:: Assigned task ::
Lines holding the string "rest" in the listing below are to be copied.

:: Supplied material ::
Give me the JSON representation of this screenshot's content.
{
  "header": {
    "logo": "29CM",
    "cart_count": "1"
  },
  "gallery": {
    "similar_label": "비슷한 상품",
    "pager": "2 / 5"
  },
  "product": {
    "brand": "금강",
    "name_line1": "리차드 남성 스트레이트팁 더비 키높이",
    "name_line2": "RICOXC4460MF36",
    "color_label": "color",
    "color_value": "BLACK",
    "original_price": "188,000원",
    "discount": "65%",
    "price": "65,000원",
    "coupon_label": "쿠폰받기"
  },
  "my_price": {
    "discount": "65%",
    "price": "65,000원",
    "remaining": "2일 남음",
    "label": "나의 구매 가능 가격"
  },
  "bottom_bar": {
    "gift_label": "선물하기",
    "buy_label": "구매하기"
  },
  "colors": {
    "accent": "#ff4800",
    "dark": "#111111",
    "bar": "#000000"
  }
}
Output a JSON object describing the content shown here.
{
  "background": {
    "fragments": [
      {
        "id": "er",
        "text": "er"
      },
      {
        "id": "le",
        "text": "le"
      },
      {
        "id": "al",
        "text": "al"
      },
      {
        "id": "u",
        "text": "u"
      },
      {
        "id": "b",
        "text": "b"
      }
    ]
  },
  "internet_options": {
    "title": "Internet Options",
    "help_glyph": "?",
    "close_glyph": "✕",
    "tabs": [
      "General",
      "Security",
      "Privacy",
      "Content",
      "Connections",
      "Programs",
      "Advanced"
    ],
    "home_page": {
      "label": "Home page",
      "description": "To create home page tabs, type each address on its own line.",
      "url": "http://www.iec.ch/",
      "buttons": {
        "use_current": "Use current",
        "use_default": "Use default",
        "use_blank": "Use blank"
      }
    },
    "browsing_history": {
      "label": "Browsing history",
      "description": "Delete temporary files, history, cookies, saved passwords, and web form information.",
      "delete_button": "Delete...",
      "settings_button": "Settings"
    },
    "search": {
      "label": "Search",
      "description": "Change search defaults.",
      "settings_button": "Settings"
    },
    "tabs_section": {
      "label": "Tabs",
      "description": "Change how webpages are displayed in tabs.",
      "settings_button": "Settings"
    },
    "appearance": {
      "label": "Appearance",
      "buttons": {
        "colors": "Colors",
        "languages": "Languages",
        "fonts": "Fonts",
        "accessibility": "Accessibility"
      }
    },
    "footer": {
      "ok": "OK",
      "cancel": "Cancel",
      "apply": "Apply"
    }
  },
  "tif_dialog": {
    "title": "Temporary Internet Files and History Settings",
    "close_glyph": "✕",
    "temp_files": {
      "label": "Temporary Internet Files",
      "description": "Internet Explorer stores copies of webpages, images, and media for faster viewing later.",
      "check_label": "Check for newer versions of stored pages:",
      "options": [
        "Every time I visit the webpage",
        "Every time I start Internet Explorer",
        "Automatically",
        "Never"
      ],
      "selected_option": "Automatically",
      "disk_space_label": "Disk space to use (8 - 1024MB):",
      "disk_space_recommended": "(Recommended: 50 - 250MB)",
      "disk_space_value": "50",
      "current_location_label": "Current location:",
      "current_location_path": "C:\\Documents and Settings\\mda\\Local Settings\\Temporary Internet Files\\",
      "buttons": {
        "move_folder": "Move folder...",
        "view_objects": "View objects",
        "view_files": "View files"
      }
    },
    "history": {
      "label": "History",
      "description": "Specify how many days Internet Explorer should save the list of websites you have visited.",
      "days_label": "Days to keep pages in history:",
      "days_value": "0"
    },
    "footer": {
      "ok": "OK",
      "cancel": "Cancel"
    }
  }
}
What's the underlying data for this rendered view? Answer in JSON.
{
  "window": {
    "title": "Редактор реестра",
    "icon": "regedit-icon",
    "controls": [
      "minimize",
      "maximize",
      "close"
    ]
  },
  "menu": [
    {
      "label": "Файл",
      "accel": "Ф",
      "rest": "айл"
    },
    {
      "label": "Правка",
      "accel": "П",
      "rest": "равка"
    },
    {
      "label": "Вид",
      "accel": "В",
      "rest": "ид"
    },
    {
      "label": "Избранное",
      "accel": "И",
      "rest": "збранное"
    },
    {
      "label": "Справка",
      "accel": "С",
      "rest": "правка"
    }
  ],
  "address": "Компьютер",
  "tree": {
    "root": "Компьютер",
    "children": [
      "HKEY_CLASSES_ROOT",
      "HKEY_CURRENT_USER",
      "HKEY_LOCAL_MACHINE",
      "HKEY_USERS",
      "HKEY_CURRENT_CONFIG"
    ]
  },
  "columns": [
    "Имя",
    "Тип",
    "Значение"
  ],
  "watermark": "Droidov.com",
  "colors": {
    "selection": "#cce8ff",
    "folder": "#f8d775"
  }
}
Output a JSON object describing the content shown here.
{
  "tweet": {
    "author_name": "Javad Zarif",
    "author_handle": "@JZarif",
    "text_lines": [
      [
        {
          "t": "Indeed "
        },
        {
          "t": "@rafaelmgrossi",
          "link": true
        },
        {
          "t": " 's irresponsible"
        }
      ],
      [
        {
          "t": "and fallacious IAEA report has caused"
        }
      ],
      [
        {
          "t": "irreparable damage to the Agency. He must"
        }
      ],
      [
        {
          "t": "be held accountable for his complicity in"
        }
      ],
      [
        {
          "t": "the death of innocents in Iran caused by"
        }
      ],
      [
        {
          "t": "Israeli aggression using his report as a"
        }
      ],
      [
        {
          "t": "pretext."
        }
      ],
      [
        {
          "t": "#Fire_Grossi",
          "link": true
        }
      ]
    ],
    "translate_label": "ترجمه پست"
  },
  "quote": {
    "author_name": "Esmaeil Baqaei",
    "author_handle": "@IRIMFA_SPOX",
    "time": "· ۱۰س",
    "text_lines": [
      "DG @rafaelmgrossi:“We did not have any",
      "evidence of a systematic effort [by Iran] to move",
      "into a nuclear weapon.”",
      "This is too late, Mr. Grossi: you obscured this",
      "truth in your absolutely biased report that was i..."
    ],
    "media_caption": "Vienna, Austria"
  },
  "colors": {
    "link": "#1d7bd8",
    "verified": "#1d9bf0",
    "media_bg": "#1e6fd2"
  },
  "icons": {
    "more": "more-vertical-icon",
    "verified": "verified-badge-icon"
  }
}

:: Solution to this task ::
      "rest": "айл"
      "rest": "равка"
      "rest": "ид"
      "rest": "збранное"
      "rest": "правка"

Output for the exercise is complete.